### Problem statement
Filter the data below for the string "size" and copy each matching line.

### Data under study

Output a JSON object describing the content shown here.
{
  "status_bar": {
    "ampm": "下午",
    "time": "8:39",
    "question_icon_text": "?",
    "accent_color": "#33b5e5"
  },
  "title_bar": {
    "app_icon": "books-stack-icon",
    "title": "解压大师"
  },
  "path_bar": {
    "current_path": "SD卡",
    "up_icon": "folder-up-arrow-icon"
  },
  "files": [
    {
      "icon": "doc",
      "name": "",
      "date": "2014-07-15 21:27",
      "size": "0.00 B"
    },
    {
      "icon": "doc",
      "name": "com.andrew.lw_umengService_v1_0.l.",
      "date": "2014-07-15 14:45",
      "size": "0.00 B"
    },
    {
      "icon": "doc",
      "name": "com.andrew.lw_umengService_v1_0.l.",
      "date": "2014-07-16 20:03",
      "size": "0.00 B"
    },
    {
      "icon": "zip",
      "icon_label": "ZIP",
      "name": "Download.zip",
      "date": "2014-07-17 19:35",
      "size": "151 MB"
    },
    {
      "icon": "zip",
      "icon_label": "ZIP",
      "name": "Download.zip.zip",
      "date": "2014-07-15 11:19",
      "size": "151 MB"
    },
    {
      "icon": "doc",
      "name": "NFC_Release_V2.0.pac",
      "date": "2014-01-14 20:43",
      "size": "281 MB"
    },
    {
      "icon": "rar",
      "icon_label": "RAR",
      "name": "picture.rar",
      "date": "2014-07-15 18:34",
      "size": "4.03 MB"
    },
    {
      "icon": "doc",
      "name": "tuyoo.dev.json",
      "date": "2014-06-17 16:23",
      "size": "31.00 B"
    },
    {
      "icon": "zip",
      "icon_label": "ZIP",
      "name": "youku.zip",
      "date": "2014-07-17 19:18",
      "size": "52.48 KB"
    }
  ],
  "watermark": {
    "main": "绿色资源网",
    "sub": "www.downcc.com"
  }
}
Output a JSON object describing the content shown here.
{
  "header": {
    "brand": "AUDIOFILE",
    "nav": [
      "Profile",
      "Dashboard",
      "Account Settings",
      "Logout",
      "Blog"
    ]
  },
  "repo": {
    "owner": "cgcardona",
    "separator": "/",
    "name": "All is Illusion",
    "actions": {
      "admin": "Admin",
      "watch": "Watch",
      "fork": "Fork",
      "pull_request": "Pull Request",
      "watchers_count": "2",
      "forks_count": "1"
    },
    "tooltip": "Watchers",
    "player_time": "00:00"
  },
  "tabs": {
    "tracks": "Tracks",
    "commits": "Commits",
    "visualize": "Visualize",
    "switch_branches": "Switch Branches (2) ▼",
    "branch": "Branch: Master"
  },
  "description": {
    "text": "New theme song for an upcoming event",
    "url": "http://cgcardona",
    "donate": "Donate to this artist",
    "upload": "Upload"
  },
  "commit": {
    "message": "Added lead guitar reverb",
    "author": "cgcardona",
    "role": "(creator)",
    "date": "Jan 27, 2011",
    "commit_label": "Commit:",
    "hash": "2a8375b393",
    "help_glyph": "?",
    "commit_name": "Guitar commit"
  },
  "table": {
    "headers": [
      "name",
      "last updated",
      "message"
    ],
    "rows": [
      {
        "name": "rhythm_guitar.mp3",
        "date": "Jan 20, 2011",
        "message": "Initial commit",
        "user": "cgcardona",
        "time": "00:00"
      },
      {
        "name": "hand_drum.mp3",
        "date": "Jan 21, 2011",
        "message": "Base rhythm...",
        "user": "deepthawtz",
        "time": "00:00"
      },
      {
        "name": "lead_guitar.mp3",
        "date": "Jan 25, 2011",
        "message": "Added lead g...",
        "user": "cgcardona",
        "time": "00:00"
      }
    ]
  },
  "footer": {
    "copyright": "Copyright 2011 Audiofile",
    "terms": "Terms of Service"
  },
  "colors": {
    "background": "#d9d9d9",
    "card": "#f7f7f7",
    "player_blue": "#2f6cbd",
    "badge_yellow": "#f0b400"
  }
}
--
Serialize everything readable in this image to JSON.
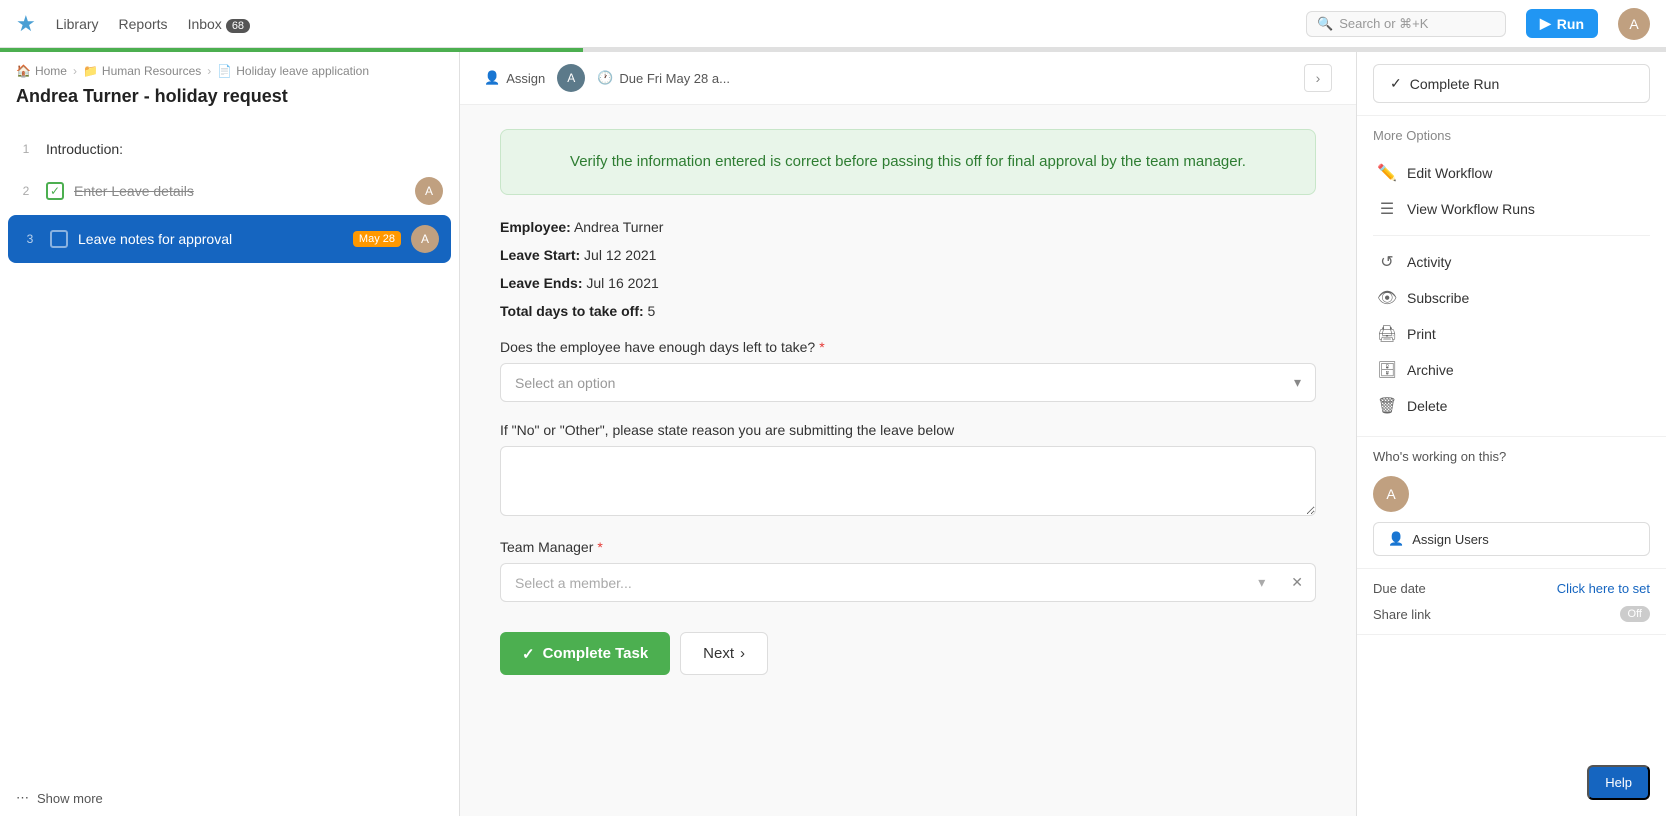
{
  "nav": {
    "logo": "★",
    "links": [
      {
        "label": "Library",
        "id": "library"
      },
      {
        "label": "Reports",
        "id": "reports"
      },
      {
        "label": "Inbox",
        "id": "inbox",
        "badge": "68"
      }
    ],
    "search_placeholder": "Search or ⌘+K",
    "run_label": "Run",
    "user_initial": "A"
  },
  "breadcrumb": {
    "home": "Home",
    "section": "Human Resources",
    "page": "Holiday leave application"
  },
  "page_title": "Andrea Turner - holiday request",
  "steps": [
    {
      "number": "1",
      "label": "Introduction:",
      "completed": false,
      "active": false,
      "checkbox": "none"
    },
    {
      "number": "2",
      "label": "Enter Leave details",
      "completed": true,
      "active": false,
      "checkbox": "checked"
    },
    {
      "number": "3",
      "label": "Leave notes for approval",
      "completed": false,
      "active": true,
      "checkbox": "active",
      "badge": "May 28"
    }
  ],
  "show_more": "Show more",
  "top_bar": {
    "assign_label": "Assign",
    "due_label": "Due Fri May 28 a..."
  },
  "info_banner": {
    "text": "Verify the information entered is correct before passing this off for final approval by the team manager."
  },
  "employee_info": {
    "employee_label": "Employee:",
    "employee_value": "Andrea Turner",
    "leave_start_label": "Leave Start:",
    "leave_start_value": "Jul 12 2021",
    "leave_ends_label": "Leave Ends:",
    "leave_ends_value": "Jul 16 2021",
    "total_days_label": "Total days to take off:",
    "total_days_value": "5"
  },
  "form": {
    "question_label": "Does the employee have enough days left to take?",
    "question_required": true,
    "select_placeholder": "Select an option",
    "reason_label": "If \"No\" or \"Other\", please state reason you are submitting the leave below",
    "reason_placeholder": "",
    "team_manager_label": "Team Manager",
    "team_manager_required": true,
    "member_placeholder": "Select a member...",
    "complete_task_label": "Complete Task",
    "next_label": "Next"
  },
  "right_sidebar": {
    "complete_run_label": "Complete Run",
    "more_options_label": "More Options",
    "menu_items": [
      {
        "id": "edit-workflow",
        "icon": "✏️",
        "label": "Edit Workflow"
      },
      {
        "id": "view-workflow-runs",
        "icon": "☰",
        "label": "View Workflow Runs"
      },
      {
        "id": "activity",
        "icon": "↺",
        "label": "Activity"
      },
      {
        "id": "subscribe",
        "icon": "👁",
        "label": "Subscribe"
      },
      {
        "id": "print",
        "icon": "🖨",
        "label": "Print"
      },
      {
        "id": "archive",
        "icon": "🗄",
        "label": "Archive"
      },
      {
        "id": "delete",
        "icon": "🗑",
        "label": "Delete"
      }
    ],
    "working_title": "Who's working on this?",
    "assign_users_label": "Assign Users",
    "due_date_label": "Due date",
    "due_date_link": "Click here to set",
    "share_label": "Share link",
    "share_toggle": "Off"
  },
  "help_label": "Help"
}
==
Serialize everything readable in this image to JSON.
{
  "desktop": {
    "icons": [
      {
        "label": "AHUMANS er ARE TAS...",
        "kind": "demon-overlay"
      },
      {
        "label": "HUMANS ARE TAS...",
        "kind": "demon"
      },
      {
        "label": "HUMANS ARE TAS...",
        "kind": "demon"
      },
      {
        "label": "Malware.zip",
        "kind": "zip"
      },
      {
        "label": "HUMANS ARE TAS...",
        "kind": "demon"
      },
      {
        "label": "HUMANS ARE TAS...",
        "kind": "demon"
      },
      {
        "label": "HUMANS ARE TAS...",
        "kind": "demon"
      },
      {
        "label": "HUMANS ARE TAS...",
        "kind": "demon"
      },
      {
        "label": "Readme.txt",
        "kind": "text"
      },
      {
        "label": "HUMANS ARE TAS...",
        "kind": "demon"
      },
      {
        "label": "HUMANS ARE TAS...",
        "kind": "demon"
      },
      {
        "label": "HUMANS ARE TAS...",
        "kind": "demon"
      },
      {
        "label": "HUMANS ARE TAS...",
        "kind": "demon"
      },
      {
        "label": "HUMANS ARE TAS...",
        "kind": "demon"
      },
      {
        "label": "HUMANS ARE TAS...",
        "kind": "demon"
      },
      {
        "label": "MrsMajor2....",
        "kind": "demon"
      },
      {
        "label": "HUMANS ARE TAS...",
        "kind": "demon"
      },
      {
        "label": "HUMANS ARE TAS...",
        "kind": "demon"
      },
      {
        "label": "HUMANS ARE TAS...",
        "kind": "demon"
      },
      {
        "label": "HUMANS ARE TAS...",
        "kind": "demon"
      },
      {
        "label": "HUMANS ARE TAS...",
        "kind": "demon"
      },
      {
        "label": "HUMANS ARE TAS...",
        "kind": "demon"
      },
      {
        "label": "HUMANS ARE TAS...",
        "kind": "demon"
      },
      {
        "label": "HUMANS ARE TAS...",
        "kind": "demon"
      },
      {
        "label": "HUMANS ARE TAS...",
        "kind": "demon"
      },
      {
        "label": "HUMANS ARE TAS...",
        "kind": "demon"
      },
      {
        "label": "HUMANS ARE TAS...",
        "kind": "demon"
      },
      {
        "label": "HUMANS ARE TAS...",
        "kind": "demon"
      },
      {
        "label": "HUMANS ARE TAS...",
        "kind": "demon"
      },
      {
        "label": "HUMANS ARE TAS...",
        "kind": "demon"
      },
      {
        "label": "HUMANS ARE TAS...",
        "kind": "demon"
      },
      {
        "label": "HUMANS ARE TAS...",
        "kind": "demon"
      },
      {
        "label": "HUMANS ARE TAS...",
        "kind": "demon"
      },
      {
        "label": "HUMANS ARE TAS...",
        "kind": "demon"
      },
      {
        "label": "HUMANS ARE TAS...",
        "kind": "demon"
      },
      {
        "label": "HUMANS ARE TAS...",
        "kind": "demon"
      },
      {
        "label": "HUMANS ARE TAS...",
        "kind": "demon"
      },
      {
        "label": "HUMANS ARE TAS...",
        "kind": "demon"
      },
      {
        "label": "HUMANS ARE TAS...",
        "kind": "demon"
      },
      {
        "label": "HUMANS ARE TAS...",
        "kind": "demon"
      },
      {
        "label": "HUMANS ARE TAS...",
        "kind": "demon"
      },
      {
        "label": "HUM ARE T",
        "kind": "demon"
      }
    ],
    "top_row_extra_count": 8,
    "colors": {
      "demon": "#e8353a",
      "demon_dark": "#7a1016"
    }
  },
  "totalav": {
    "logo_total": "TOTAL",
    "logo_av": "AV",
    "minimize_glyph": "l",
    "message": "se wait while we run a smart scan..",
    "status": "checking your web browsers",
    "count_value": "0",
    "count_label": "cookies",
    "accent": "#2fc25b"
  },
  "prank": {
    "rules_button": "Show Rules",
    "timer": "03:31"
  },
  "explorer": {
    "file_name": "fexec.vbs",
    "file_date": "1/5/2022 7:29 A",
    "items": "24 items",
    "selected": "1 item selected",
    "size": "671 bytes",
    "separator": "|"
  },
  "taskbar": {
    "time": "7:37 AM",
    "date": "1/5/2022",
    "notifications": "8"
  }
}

### Solution for this problem
      "size": "0.00 B"
      "size": "0.00 B"
      "size": "0.00 B"
      "size": "151 MB"
      "size": "151 MB"
      "size": "281 MB"
      "size": "4.03 MB"
      "size": "31.00 B"
      "size": "52.48 KB"
    "size": "671 bytes",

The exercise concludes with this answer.